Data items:
────────────────────────────────────────
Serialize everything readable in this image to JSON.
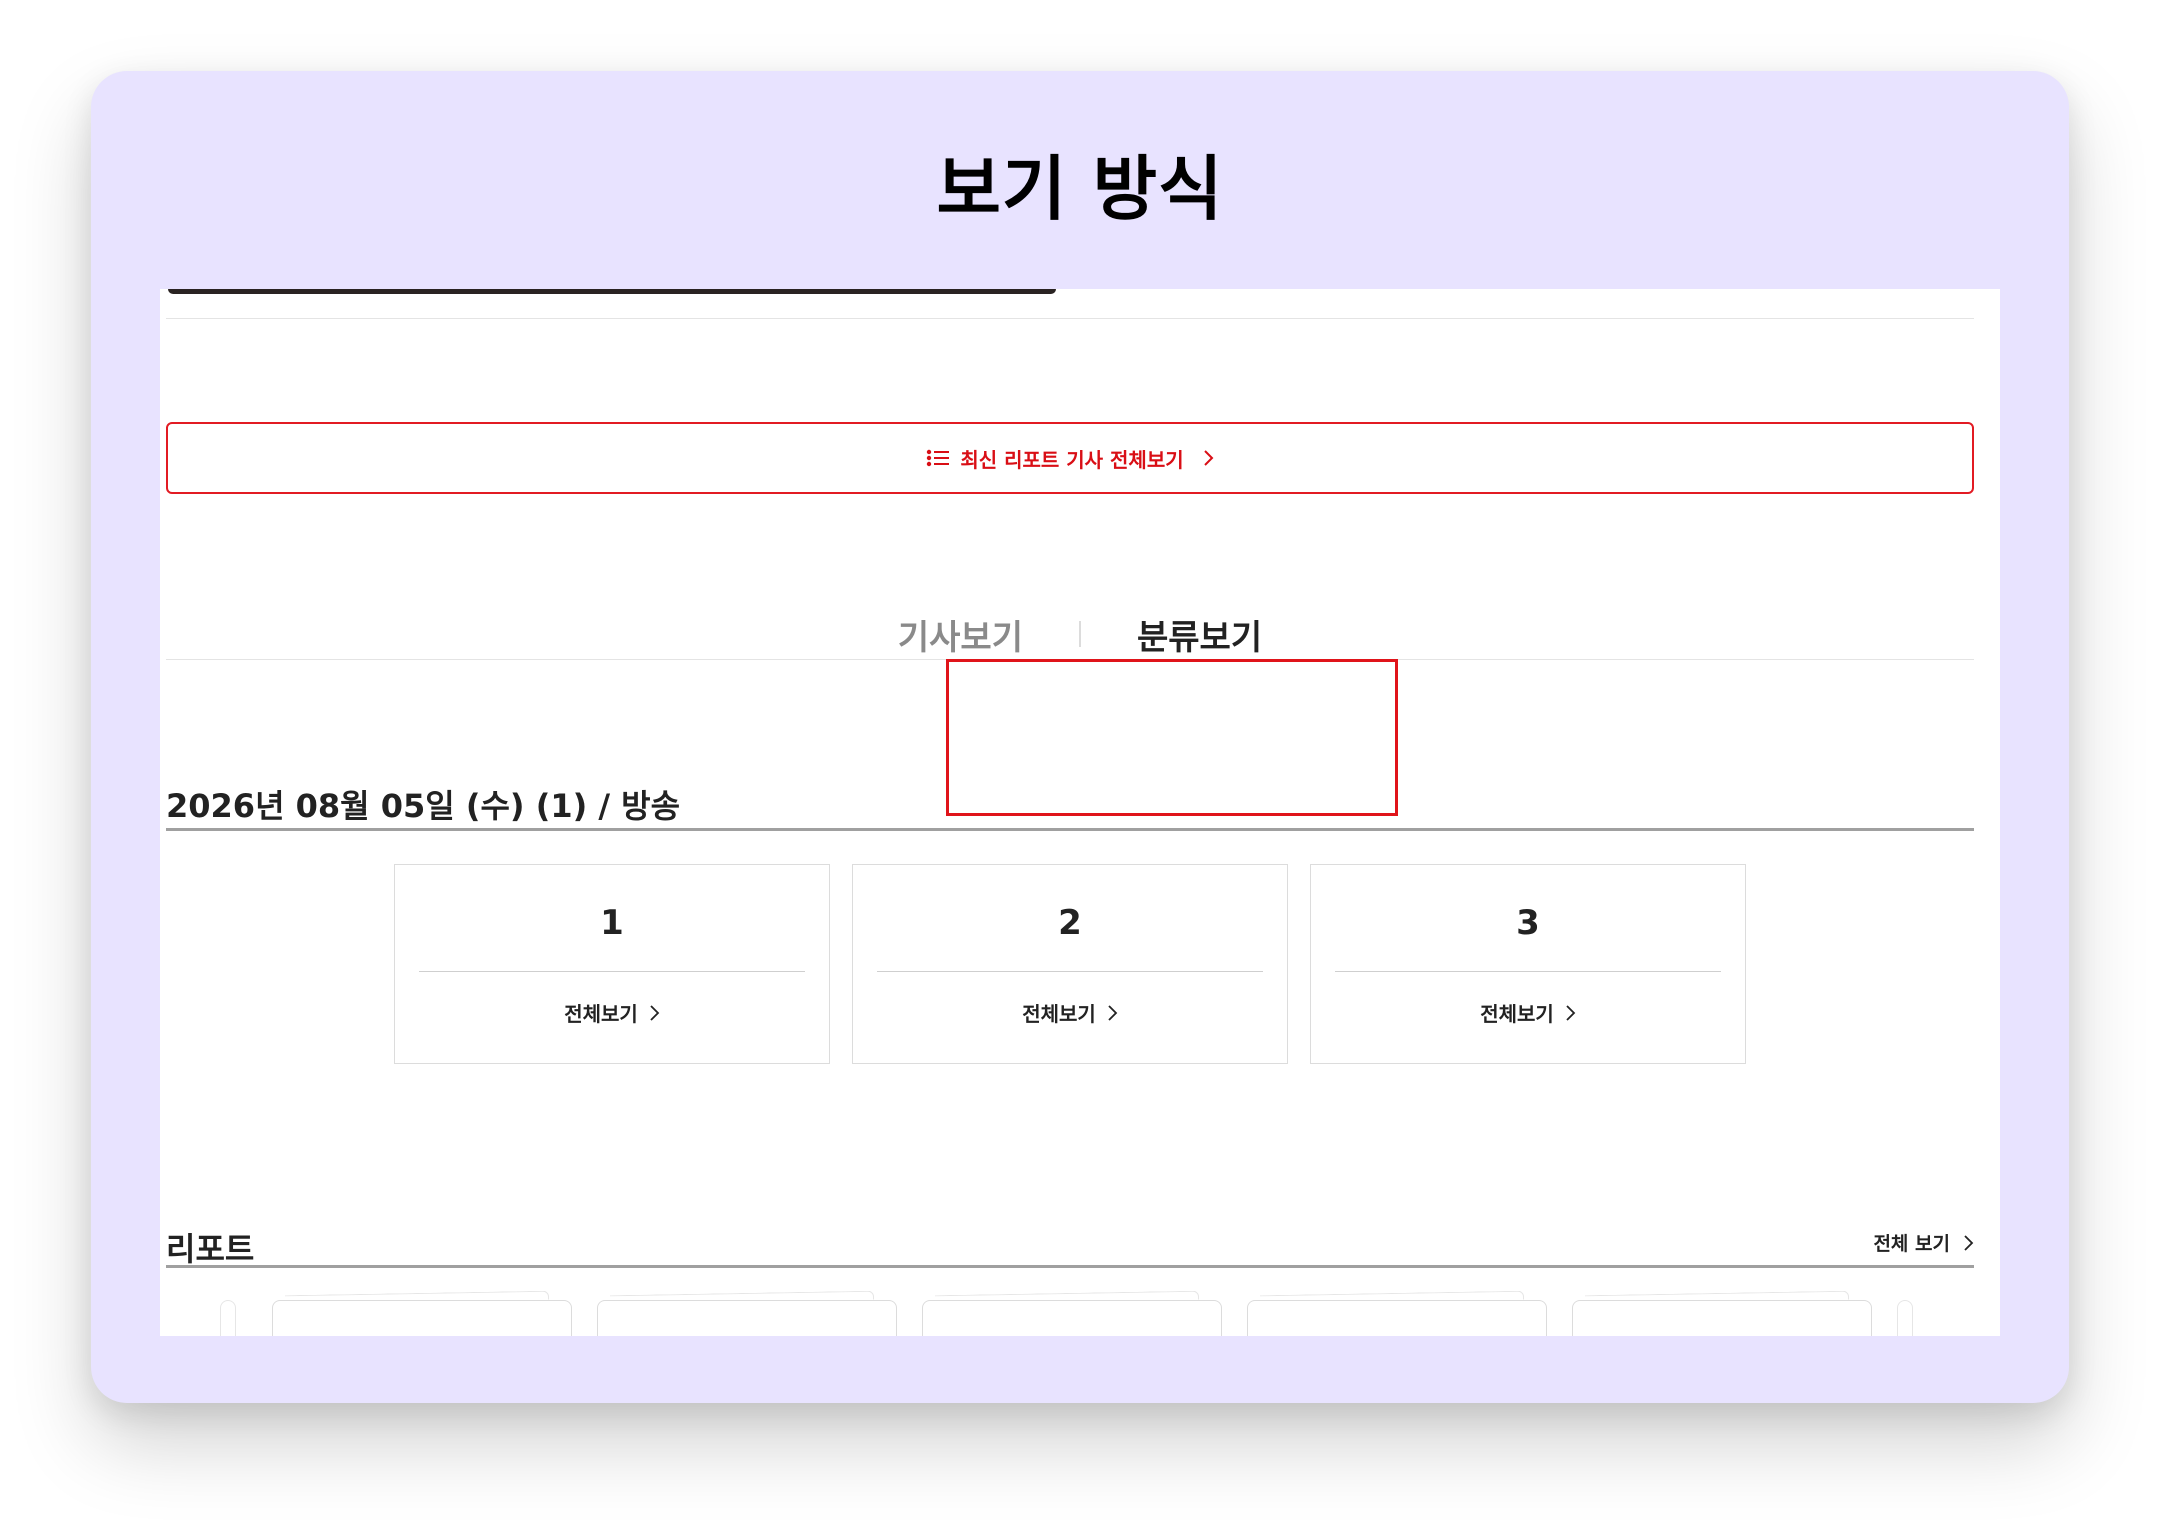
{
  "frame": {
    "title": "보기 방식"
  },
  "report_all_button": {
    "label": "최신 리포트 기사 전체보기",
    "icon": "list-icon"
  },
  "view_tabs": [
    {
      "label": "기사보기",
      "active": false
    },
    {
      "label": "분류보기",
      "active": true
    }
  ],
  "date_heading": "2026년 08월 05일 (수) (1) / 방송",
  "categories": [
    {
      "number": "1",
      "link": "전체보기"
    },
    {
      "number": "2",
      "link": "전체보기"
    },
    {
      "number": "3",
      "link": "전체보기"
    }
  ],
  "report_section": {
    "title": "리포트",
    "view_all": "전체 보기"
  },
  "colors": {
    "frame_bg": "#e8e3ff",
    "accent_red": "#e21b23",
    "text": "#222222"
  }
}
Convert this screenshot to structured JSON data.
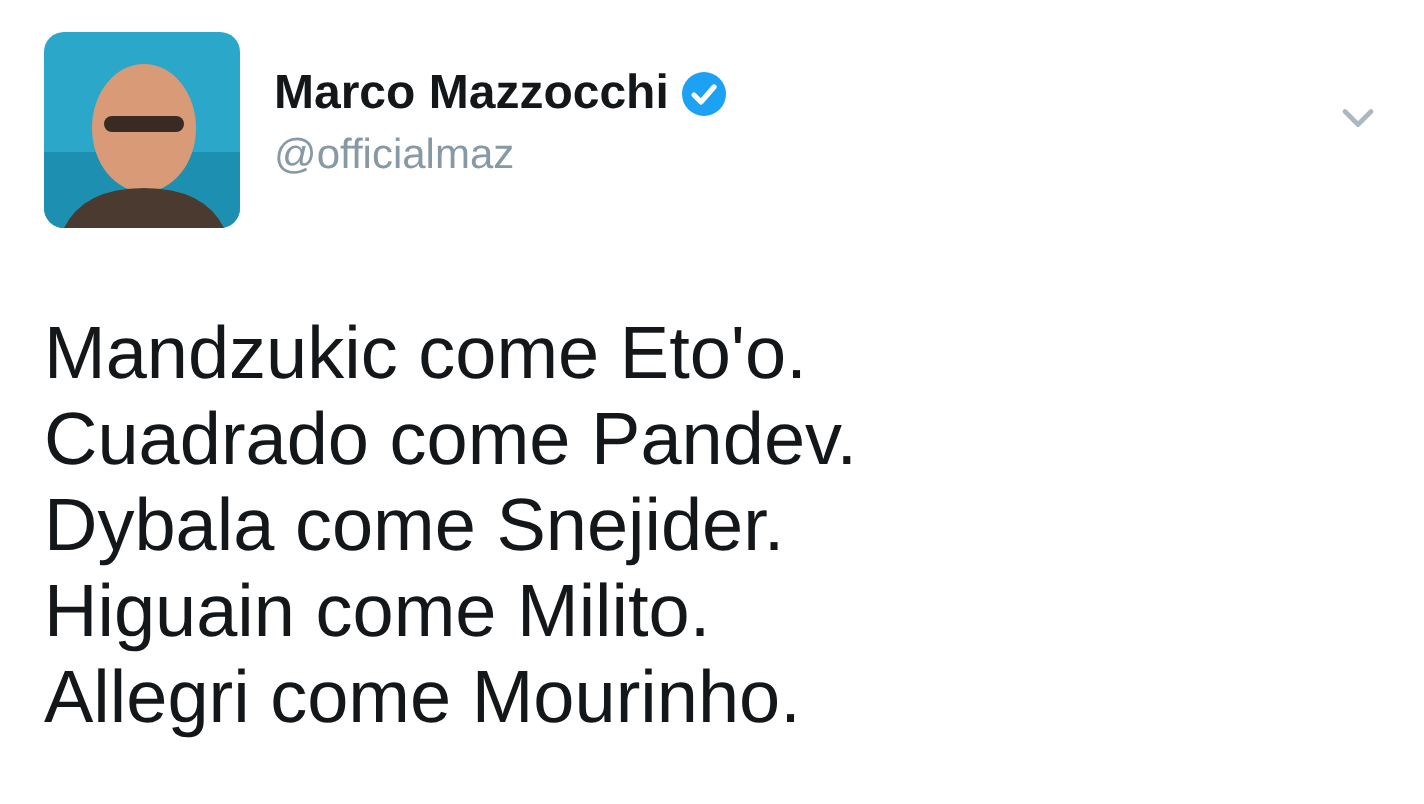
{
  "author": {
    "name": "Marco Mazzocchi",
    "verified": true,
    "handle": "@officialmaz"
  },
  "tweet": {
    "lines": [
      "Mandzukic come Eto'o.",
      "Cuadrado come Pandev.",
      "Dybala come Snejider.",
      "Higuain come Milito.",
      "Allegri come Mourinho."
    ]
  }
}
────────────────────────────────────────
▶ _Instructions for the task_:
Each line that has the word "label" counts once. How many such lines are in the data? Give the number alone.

▶ _Answer space_:
3